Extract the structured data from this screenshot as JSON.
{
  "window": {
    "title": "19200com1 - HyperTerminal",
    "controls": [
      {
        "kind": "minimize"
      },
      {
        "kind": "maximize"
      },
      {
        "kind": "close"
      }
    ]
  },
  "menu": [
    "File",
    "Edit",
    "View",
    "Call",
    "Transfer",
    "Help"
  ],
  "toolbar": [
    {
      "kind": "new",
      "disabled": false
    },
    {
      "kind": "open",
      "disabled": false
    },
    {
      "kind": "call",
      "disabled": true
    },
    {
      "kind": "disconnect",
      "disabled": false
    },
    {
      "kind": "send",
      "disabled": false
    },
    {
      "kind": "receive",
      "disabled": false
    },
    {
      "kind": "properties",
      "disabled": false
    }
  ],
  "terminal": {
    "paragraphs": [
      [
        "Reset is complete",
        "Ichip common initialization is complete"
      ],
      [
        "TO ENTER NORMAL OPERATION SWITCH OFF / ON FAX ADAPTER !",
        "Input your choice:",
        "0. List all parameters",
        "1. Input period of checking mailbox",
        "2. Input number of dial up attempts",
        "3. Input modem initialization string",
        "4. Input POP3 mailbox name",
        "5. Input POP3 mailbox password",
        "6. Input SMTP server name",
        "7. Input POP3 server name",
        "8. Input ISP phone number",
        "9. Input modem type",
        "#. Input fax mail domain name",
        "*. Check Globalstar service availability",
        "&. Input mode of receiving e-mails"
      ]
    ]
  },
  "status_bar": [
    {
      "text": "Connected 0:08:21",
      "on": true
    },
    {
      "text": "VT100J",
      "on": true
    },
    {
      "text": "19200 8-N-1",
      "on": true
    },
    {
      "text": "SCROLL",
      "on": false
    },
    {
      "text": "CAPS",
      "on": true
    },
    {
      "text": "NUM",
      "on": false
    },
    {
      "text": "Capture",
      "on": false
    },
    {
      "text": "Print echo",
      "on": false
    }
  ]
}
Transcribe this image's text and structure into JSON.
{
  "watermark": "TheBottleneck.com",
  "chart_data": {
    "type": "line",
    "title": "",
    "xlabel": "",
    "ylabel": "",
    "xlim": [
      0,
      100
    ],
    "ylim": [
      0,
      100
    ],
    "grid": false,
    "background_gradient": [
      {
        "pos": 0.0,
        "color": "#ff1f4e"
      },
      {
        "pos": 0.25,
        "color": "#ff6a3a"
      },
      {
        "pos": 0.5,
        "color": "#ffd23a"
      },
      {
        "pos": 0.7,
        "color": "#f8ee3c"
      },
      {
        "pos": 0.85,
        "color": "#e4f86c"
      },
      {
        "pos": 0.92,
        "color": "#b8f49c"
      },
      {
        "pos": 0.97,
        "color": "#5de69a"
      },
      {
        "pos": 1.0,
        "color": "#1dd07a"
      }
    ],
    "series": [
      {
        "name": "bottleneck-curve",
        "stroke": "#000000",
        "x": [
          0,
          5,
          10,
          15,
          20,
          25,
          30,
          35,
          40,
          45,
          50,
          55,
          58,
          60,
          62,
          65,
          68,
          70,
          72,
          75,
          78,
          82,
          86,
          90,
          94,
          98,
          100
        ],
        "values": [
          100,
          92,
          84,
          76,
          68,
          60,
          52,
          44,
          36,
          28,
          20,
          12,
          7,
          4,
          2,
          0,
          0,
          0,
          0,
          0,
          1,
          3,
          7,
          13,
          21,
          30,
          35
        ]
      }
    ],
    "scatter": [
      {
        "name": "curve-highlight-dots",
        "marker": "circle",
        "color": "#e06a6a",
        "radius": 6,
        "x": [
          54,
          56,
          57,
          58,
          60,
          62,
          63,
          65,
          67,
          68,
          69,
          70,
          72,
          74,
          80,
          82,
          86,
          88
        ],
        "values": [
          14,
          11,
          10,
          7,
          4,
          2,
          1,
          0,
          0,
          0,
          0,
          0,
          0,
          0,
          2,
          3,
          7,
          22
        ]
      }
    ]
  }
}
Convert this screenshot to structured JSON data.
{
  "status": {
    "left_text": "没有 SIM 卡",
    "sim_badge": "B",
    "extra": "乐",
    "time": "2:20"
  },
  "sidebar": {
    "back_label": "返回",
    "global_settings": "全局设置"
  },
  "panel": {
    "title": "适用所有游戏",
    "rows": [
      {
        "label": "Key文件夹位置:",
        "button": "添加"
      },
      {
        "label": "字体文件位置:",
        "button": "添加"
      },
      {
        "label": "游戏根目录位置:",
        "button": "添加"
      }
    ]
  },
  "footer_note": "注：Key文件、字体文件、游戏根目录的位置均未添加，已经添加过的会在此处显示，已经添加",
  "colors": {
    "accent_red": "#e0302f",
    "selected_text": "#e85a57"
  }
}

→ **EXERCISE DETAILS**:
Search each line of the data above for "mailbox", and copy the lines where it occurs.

→ **COMPLETED TASK**:
        "1. Input period of checking mailbox",
        "4. Input POP3 mailbox name",
        "5. Input POP3 mailbox password",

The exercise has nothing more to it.